Length: 360 miles (579 kilometers)

The Erie Canal is an artificial waterway from Tonawanda on Lake Erie to Cohoes on the Hudson River

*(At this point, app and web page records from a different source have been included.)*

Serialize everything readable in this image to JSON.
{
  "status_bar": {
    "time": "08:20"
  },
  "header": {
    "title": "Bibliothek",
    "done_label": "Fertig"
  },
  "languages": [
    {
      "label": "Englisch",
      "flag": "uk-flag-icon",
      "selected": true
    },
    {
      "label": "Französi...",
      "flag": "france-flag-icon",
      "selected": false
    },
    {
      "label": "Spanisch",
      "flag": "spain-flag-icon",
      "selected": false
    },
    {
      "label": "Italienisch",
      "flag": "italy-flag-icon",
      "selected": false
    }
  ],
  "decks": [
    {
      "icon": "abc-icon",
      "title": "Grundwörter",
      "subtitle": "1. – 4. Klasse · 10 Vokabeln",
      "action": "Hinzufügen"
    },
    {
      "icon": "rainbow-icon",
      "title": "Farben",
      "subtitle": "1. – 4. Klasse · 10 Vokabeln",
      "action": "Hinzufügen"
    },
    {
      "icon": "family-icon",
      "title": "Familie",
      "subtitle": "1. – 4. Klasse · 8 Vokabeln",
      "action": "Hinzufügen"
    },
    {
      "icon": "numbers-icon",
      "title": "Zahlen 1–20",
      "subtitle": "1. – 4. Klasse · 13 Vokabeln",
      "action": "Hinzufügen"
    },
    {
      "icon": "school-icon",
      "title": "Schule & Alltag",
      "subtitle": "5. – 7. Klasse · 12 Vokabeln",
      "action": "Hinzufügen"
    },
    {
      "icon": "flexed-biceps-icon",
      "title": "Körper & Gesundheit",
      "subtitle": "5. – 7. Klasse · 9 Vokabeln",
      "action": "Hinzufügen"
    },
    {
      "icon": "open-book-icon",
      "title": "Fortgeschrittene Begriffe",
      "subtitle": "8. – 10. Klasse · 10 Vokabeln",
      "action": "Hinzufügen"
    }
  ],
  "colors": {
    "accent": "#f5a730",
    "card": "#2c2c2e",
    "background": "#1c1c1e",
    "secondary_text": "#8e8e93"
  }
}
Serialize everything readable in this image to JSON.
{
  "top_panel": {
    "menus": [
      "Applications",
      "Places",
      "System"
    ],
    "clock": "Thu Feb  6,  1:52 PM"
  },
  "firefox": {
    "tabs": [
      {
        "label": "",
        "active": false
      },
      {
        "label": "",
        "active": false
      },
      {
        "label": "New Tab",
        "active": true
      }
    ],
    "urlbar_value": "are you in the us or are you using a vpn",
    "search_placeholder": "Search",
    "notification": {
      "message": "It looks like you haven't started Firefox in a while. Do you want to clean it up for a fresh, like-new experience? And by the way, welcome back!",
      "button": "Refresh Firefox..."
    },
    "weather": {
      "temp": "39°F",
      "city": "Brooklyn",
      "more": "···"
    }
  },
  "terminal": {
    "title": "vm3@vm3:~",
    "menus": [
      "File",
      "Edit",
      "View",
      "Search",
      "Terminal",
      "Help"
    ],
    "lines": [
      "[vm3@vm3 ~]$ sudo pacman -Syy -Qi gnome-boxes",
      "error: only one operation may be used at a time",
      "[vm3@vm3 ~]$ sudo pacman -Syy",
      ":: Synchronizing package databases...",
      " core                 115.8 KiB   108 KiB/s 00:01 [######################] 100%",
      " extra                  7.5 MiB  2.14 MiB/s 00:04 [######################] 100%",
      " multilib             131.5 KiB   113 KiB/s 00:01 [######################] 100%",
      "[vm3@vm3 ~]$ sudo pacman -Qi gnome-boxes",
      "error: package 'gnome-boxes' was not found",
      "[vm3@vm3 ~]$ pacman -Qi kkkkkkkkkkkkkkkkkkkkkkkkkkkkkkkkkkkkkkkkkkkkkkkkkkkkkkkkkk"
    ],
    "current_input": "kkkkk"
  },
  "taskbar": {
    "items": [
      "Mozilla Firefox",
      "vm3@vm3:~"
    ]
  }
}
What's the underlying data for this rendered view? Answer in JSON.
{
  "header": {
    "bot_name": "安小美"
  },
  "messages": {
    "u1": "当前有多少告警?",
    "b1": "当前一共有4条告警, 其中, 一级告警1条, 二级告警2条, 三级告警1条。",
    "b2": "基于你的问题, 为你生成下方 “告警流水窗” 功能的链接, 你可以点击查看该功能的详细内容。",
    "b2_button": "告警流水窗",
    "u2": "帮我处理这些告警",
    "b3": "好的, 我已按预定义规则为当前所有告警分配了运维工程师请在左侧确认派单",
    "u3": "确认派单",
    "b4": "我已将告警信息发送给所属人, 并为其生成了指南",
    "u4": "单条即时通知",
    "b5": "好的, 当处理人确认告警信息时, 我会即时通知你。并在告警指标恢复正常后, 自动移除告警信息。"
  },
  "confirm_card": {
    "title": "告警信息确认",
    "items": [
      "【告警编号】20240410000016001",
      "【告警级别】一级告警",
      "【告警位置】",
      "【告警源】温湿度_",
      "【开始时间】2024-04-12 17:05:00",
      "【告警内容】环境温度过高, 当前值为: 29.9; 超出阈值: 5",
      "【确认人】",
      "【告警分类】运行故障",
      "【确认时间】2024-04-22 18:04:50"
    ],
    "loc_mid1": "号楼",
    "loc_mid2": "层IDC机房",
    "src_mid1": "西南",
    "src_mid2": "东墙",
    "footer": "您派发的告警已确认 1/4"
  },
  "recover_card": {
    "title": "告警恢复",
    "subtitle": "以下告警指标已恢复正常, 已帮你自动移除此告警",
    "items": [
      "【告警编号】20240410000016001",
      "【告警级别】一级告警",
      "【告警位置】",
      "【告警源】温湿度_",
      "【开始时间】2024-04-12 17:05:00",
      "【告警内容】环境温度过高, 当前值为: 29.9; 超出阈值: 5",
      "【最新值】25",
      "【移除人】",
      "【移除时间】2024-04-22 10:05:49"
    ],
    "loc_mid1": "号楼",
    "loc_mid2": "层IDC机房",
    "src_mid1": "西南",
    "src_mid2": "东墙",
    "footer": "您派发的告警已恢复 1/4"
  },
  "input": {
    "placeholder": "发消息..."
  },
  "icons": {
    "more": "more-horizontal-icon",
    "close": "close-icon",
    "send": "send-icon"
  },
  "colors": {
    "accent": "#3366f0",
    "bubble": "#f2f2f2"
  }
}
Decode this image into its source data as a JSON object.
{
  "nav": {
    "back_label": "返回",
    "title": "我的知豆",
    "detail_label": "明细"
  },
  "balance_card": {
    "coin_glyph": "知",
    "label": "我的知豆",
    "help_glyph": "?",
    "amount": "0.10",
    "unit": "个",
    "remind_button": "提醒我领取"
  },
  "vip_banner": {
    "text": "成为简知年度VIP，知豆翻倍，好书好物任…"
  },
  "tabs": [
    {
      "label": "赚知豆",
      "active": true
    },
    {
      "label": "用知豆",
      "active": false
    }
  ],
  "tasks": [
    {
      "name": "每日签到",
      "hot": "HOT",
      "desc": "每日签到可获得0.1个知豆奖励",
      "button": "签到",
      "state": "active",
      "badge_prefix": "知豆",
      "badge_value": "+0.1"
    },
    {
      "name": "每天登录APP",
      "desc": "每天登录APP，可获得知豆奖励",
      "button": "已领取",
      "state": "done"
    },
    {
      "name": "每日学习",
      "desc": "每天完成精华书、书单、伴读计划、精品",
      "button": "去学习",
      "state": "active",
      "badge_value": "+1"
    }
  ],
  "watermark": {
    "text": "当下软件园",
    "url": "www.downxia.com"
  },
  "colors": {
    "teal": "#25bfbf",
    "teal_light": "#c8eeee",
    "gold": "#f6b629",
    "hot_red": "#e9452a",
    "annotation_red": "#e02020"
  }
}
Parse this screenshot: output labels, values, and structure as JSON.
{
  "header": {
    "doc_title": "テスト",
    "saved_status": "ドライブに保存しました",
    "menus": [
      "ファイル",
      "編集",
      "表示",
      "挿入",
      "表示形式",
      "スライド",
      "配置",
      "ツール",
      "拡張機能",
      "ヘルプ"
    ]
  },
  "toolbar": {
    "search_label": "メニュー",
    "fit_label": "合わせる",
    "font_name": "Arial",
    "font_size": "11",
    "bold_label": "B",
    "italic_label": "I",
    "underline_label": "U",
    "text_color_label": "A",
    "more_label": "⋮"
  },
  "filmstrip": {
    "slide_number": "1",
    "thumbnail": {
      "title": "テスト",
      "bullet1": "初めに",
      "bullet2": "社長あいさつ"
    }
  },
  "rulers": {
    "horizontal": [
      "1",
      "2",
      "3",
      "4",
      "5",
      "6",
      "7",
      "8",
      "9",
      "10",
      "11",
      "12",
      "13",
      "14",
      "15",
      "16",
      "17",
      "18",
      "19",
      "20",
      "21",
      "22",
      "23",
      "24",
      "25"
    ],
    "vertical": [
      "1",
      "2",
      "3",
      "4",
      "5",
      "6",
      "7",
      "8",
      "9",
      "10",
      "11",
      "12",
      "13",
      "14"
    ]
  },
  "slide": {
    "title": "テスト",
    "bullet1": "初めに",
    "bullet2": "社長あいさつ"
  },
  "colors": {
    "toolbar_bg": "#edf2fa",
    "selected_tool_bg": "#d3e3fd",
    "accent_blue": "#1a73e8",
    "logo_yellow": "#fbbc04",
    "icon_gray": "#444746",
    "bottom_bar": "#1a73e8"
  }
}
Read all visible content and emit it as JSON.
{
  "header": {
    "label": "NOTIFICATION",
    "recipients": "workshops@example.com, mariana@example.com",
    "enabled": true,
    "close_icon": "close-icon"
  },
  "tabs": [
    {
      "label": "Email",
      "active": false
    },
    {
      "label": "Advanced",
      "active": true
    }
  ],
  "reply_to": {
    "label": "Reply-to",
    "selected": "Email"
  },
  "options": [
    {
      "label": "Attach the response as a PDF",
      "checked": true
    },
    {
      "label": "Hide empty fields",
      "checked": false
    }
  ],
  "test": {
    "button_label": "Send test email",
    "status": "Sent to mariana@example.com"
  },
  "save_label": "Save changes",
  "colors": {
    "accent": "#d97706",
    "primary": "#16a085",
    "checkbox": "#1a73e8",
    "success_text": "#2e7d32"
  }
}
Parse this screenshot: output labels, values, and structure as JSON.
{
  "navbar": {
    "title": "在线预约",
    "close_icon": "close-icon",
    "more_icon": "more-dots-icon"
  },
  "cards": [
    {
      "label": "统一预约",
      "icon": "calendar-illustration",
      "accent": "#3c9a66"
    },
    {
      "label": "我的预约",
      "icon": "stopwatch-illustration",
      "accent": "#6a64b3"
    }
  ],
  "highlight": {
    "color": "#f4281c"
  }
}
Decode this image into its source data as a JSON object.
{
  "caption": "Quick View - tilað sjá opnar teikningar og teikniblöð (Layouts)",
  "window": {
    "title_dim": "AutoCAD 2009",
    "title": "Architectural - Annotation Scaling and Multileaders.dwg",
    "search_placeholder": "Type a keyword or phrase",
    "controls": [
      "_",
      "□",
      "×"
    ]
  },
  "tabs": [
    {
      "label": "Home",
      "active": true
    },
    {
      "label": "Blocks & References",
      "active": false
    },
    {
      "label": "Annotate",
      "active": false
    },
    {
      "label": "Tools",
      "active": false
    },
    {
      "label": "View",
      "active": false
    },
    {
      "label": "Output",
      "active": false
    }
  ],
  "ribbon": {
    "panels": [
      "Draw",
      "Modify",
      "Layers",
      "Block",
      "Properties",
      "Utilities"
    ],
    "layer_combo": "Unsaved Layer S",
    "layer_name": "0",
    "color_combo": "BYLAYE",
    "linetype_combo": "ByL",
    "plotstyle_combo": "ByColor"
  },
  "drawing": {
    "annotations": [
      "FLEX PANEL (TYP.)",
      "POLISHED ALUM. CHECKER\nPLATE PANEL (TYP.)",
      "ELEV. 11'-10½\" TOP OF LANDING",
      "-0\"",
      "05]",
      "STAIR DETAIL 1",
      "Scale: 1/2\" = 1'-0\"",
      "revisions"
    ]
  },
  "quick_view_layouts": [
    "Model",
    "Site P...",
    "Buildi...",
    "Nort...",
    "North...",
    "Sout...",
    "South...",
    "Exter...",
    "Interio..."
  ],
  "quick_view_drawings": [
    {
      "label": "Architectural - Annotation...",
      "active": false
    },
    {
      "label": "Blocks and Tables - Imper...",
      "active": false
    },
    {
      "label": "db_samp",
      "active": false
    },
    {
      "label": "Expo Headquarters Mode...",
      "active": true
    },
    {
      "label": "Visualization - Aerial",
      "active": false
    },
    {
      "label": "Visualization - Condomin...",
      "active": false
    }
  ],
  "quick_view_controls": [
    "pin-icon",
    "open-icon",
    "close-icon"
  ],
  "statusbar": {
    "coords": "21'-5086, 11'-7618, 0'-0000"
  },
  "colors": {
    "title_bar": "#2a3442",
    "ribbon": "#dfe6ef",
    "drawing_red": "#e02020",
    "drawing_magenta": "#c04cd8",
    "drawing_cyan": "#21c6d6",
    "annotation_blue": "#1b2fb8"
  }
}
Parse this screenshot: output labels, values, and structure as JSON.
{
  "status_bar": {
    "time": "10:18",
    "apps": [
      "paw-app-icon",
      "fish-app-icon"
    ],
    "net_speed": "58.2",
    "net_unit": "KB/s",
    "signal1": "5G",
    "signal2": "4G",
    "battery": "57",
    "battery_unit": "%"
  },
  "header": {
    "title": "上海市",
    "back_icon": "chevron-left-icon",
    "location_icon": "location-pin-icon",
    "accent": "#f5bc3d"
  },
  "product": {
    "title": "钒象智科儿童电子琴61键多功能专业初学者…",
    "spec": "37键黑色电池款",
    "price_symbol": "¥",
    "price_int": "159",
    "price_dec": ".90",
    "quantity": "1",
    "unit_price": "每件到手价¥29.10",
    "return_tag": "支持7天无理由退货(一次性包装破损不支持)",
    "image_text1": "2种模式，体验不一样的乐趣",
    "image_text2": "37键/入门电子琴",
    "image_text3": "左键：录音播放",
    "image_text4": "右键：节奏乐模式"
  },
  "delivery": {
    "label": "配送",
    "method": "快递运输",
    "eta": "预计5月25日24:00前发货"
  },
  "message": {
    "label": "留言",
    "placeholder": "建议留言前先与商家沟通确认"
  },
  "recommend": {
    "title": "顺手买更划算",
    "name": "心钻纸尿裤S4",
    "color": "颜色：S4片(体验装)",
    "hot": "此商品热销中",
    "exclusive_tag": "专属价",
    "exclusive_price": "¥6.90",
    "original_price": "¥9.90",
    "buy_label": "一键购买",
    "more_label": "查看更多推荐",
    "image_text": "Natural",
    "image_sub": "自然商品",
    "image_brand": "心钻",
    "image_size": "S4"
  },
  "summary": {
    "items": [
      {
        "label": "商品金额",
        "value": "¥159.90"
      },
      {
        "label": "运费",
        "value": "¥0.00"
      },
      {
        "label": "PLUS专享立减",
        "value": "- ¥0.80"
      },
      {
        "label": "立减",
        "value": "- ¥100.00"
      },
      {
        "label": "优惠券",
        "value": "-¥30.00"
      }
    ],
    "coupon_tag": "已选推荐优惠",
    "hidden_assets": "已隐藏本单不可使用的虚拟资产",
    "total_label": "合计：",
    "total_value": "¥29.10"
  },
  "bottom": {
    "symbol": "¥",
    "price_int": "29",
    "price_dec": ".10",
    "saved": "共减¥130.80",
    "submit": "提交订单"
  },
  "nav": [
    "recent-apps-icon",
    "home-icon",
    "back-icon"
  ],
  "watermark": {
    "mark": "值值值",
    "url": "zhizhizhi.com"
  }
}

in New York. Locks were built to overcome the 571 foot difference between the level of the river and that of Lake Erie. The New York State Barge Canal follows part of the Erie Canal’s course. After the American Revolution, the need for an all-American water route between the Great Lakes and the Atlantic coast was evident. Political unity, easy and inexpensive transportation, and increased trade (free from Canadain competition) were the anticipated benefits of such a route. Several land surveys for a canal followed, and by 1810, the issue was paramount in the New York state legislature, where De Witt Clinton lent his political support. A canal commission was formed by the legislature, recommended (1811) an Erie rather than an Ontario canal. The canal bill, drawn up by Clinton in 1815, was debated in the legislature (1816–1817), with New York City and the Lake Ontario interests opposing it vigorously. Although a presidential veto of a national waterway project forced the proposed canal’s financial burden onto New York State, the canal bill passed the state legislature in April 1817. Many of the workers on the canal were European immigrants. The canal’s course was entirely enclosed; streams and lakes were not incorporated into the waterway. The Erie Canal’s middle section (Utica to Salina) was completed 1820; its east section through the Mohawk River Valley was finished in 1823. The canal was opened in 1825 and was heralded as the “Eith Wonder of the World”; Clinton and other notables sailed from Buffalo to New York City, where Clinton emptied a barrel of Lake Erie water into the Atlantic Ocean. The canal was enlarged beginning in 1835; its most important branches, the Champlain (opened 1819), the Oswego (1828), and the Cayuga and Seneca (1829), were also enlarged. Railroad competition, beginning in the 1850s eventually destroyed the canal’s long-haul advantages; however, for many years the Erie Canal was a profitable route, amassing income from tolls. The tolls were abolished in 1882 because of the canal’s state of disrepair and in order to lure more traffic. Although some improvements in the canal were made (1884–1894), its inadequate navigability, the competition of Canadian routes, and the disclosure of fraudulent canal administration (the “Canal Ring”) brought about plans for its complete renovation and subsequent conversion (1904–1918) into a large, modern barge canal. By the 1970s a large amount of tonnage was still being shipped across the waterway. The Erie Canal contributed to New Your City's financial development, opened eastern markets to Midwest farm products and encouraged immigration to that region, and helped to create numerous large cities (including Buffalo, Rochester, Utica, and Syracuse), making New York a United States commercial center in mid–19th century. Its initial success started a wave of canal building in the United States. The present commercial usage of the canal is 500,000 tons per year, and all of that is between three rivers (named for the confluence of the canalized Oneida, Seneca, and Oswego rivers, north-northwest of Syracuse) and Albany. There are many problems with the canal, including high maintenance costs, antiquated systems, and the shortness of the season. To address these problems, New York State Thruway Authority’s Canal Recreation Commission was created in 1992 to control the management of the canal. A possible option is to turn it into a recreational waterway.